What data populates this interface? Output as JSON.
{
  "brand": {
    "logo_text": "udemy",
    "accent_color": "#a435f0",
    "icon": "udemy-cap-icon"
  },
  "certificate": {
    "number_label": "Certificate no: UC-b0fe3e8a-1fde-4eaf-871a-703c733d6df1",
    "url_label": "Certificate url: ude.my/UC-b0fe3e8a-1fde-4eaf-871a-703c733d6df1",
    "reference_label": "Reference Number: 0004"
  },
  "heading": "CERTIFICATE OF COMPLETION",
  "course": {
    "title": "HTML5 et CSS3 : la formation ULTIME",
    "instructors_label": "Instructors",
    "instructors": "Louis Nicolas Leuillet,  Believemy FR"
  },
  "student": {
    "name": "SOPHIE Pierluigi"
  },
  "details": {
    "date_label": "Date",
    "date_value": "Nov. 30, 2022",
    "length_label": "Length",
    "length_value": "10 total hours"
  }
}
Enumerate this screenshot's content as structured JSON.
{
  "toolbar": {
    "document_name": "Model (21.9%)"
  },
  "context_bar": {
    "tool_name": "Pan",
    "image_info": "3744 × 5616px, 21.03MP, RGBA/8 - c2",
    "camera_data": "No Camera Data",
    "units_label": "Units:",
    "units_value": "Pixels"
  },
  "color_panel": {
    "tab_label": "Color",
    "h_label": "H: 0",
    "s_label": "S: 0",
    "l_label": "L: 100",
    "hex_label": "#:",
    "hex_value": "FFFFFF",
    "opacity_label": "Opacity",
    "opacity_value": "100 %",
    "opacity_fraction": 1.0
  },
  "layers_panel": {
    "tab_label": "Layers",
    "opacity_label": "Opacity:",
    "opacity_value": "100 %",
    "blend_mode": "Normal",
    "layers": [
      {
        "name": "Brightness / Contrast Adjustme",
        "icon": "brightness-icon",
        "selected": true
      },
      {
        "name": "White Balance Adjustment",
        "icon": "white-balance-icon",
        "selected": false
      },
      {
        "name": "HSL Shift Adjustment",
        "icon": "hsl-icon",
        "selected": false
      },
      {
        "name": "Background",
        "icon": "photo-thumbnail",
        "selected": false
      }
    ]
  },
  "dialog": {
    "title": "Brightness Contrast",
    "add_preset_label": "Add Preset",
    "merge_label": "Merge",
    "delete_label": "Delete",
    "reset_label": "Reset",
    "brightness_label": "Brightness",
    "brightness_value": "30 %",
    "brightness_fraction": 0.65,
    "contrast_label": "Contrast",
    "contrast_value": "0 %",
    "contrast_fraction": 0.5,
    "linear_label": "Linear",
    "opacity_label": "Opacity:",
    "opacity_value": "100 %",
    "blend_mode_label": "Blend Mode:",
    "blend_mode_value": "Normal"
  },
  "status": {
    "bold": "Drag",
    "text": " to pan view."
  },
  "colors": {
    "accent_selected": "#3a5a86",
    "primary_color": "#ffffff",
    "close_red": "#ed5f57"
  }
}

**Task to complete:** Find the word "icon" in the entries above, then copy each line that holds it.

**Finished exercise:**
    "icon": "udemy-cap-icon"
        "icon": "brightness-icon",
        "icon": "white-balance-icon",
        "icon": "hsl-icon",
        "icon": "photo-thumbnail",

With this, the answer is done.